▶ Exercise materials:

────────────────

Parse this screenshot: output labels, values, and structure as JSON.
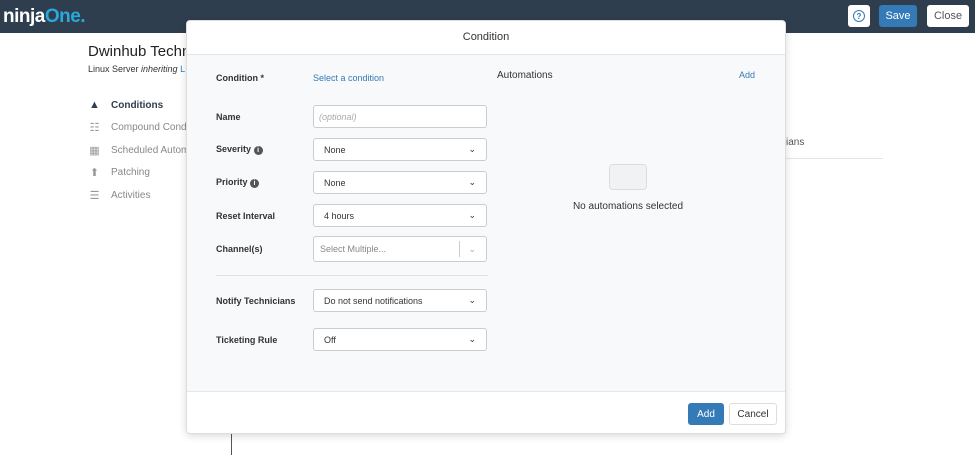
{
  "topbar": {
    "logo_a": "ninja",
    "logo_b": "One",
    "logo_dot": ".",
    "help_icon": "question-circle-icon",
    "save": "Save",
    "close": "Close"
  },
  "device": {
    "title": "Dwinhub Techn",
    "type": "Linux Server ",
    "inheriting": "inheriting",
    "policy": "L"
  },
  "nav": [
    {
      "label": "Conditions",
      "icon": "warning-icon"
    },
    {
      "label": "Compound Condit",
      "icon": "list-tree-icon"
    },
    {
      "label": "Scheduled Autom",
      "icon": "calendar-icon"
    },
    {
      "label": "Patching",
      "icon": "arrow-up-circle-icon"
    },
    {
      "label": "Activities",
      "icon": "list-icon"
    }
  ],
  "background": {
    "col_fragment": "ians"
  },
  "modal": {
    "title": "Condition",
    "condition_label": "Condition *",
    "condition_link": "Select a condition",
    "name_label": "Name",
    "name_placeholder": "(optional)",
    "severity_label": "Severity",
    "severity_value": "None",
    "priority_label": "Priority",
    "priority_value": "None",
    "reset_label": "Reset Interval",
    "reset_value": "4 hours",
    "channels_label": "Channel(s)",
    "channels_placeholder": "Select Multiple...",
    "notify_label": "Notify Technicians",
    "notify_value": "Do not send notifications",
    "ticketing_label": "Ticketing Rule",
    "ticketing_value": "Off",
    "automations_title": "Automations",
    "automations_add": "Add",
    "automations_empty": "No automations selected",
    "add": "Add",
    "cancel": "Cancel"
  }
}
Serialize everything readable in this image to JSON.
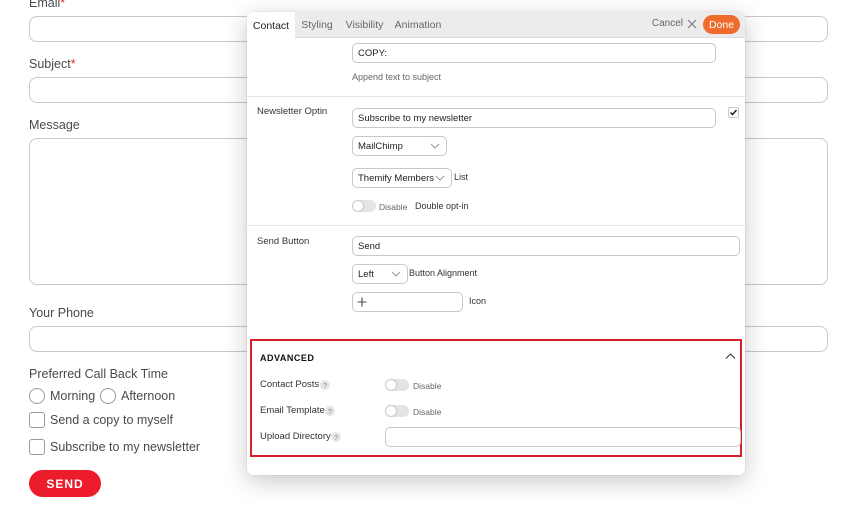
{
  "form": {
    "email_label": "Email",
    "required_mark": "*",
    "subject_label": "Subject",
    "message_label": "Message",
    "phone_label": "Your Phone",
    "callback_label": "Preferred Call Back Time",
    "morning_label": "Morning",
    "afternoon_label": "Afternoon",
    "copy_label": "Send a copy to myself",
    "newsletter_label": "Subscribe to my newsletter",
    "send_label": "SEND"
  },
  "modal": {
    "tabs": [
      {
        "label": "Contact"
      },
      {
        "label": "Styling"
      },
      {
        "label": "Visibility"
      },
      {
        "label": "Animation"
      }
    ],
    "cancel_label": "Cancel",
    "done_label": "Done",
    "copy_subject": {
      "value": "COPY:",
      "help": "Append text to subject"
    },
    "newsletter": {
      "label": "Newsletter Optin",
      "text_value": "Subscribe to my newsletter",
      "checked": true,
      "provider": "MailChimp",
      "list": "Themify Members",
      "list_suffix": "List",
      "toggle_label": "Disable",
      "double_optin_label": "Double opt-in"
    },
    "send_button": {
      "label": "Send Button",
      "value": "Send",
      "alignment": "Left",
      "alignment_label": "Button Alignment",
      "icon_label": "Icon"
    },
    "advanced": {
      "title": "ADVANCED",
      "contact_posts_label": "Contact Posts",
      "contact_posts_toggle": "Disable",
      "email_template_label": "Email Template",
      "email_template_toggle": "Disable",
      "upload_directory_label": "Upload Directory",
      "upload_directory_value": "",
      "help_glyph": "?"
    },
    "colors": {
      "done": "#ef6c2d",
      "send": "#ec1c2c",
      "highlight": "#d4202a"
    }
  }
}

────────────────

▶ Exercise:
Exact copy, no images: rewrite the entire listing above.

▶ Answer to this exercise:
Parse this screenshot: output labels, values, and structure as JSON.
{
  "topbar": {
    "logo_a": "ninja",
    "logo_b": "One",
    "logo_dot": ".",
    "help_icon": "question-circle-icon",
    "save": "Save",
    "close": "Close"
  },
  "device": {
    "title": "Dwinhub Techn",
    "type": "Linux Server ",
    "inheriting": "inheriting",
    "policy": "L"
  },
  "nav": [
    {
      "label": "Conditions",
      "icon": "warning-icon"
    },
    {
      "label": "Compound Condit",
      "icon": "list-tree-icon"
    },
    {
      "label": "Scheduled Autom",
      "icon": "calendar-icon"
    },
    {
      "label": "Patching",
      "icon": "arrow-up-circle-icon"
    },
    {
      "label": "Activities",
      "icon": "list-icon"
    }
  ],
  "background": {
    "col_fragment": "ians"
  },
  "modal": {
    "title": "Condition",
    "condition_label": "Condition *",
    "condition_link": "Select a condition",
    "name_label": "Name",
    "name_placeholder": "(optional)",
    "severity_label": "Severity",
    "severity_value": "None",
    "priority_label": "Priority",
    "priority_value": "None",
    "reset_label": "Reset Interval",
    "reset_value": "4 hours",
    "channels_label": "Channel(s)",
    "channels_placeholder": "Select Multiple...",
    "notify_label": "Notify Technicians",
    "notify_value": "Do not send notifications",
    "ticketing_label": "Ticketing Rule",
    "ticketing_value": "Off",
    "automations_title": "Automations",
    "automations_add": "Add",
    "automations_empty": "No automations selected",
    "add": "Add",
    "cancel": "Cancel"
  }
}
Serialize everything readable in this image to JSON.
{
  "form": {
    "email_label": "Email",
    "required_mark": "*",
    "subject_label": "Subject",
    "message_label": "Message",
    "phone_label": "Your Phone",
    "callback_label": "Preferred Call Back Time",
    "morning_label": "Morning",
    "afternoon_label": "Afternoon",
    "copy_label": "Send a copy to myself",
    "newsletter_label": "Subscribe to my newsletter",
    "send_label": "SEND"
  },
  "modal": {
    "tabs": [
      {
        "label": "Contact"
      },
      {
        "label": "Styling"
      },
      {
        "label": "Visibility"
      },
      {
        "label": "Animation"
      }
    ],
    "cancel_label": "Cancel",
    "done_label": "Done",
    "copy_subject": {
      "value": "COPY:",
      "help": "Append text to subject"
    },
    "newsletter": {
      "label": "Newsletter Optin",
      "text_value": "Subscribe to my newsletter",
      "checked": true,
      "provider": "MailChimp",
      "list": "Themify Members",
      "list_suffix": "List",
      "toggle_label": "Disable",
      "double_optin_label": "Double opt-in"
    },
    "send_button": {
      "label": "Send Button",
      "value": "Send",
      "alignment": "Left",
      "alignment_label": "Button Alignment",
      "icon_label": "Icon"
    },
    "advanced": {
      "title": "ADVANCED",
      "contact_posts_label": "Contact Posts",
      "contact_posts_toggle": "Disable",
      "email_template_label": "Email Template",
      "email_template_toggle": "Disable",
      "upload_directory_label": "Upload Directory",
      "upload_directory_value": "",
      "help_glyph": "?"
    },
    "colors": {
      "done": "#ef6c2d",
      "send": "#ec1c2c",
      "highlight": "#d4202a"
    }
  }
}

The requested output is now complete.